Conclusion The tragedy of the Columbine is only illuminated by the facts that can be culled from the events. However, the deeper problems that lie beneath can only be solved by careful and patient assessment of these facts and what can be done to prevent it from happening again. It is the argument of this writer that school shootings can be prevented. To do this, we must pass stricter laws in gun control, prevent school violence, and reduce the amount of violence in multimedia and the Internet. Our effort to handle this tragedy has led to a valiant effort to rationalize and find solutions to prevent another Columbine.
We must use this information and take responsibility by taking adequate measures in law and in practice. The implementation of the suggestions by the National Association of Independent Schools through Henry Jenkins would be a good start in harnessing the power of media to lessen violence in school institutions. References CNN. com. “In depth Specials: Columbine” (n. d. ) Columbine. Retrieved 15 November 2007, from <http://www. cnn. com/SPECIALS/2000/columbine. cd/frameset. exclude. html>. Ward, Mark. “Columbine Families sue Computer Game Makers”. 1 May 2001. BBC News.
Retrieved 15 November 2007, from <http://news. bbc. co. uk/1/hi/sci/tech/1295920. stm. > Block, Jerald. “Lessons from Columbine: Virtual and Real Rage” American Journal of Forensic Psychiatry, Volume 28, Issue 2 (July, 2007) United States Secret Service. “The Final Report and Findings of the Safe School Initiative: Implications for the Prevention of School Attacks in the United States” May 2002. United States Department of Treasury. Retrieved 15 November 2007, from < http://www. treas. gov/usss/ntac/ssi_final_report. pdf> Xinhua. “US Teenager chats with Finnish School Shooter about Massacre” 13 November 2007.

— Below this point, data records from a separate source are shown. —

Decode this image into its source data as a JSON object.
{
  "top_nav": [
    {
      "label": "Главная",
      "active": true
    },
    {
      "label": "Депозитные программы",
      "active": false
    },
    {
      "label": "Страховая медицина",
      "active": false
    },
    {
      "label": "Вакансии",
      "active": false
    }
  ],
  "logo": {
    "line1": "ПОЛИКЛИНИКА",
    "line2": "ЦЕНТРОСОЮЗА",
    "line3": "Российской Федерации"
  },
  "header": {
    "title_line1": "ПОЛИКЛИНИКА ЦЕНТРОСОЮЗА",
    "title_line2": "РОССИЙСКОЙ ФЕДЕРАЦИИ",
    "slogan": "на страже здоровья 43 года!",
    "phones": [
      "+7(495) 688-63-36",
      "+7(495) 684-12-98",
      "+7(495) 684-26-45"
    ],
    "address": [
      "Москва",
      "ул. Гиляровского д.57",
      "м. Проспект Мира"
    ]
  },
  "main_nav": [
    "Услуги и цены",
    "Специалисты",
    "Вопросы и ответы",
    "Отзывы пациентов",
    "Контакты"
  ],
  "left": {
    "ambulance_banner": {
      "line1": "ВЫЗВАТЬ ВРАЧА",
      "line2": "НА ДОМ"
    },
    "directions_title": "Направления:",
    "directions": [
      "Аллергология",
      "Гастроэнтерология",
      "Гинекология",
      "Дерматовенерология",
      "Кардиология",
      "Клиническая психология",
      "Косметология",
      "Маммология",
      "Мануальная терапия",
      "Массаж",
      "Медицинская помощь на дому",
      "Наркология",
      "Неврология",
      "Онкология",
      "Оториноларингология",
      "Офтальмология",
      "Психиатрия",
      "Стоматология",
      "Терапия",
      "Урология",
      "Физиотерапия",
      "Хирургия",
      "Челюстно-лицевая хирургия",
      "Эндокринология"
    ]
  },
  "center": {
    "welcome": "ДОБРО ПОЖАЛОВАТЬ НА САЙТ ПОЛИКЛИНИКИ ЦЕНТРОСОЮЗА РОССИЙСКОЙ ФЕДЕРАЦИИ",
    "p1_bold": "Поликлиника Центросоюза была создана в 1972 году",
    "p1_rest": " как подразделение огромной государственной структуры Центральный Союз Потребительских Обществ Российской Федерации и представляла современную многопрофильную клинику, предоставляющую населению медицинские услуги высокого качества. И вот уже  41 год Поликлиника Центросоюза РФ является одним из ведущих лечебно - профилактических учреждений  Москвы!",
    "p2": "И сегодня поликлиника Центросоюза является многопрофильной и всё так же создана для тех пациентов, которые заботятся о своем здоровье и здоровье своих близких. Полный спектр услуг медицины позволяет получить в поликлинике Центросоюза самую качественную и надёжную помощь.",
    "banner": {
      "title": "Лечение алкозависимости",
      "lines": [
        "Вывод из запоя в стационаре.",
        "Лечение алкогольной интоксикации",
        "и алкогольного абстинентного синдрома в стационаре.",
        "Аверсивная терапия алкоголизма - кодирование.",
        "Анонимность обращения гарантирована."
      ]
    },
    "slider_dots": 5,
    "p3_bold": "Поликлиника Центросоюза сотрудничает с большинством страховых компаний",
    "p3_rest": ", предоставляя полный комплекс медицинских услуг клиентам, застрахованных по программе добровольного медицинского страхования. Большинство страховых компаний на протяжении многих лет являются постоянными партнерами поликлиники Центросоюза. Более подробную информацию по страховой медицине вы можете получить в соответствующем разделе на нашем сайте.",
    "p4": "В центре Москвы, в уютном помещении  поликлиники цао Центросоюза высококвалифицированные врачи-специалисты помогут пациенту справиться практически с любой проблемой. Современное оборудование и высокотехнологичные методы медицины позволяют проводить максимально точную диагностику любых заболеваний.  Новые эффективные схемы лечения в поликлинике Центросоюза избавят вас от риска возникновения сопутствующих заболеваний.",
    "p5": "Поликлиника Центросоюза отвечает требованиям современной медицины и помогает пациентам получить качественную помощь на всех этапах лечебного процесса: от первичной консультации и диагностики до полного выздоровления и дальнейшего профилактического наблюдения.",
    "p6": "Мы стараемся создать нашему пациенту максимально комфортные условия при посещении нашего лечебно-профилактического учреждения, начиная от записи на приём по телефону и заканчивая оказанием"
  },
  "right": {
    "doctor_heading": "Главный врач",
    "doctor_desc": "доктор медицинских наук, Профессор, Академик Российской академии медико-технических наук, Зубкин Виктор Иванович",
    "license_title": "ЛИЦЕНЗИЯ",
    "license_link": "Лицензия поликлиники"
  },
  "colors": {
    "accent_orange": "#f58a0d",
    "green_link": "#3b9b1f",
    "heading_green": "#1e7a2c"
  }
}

English-Xinhua. Retrieved 15 November 2007, from < http://news. xinhuanet. com/english/2007-11/13/content_7060867. htm> BBC News. “Attackers Storm Russian School” (1 September 2004) BBC NEWS EUROPE. Retrieved 15 November 2007, from < http://news. bbc. co. uk/2/hi/europe/3616868. stm> Pioneer Press. “Wal-Mart halting Gun Sales by Area” (15 April 2006) Free Republic. Retrieved 15 November 2007, from < http://www. freerepublic. com/focus/f-news/1615500/posts> Jenkins, Henry. “Lessons from Littleton” (1999) National Association of Independent Schools. Retrieved 15 November 2007.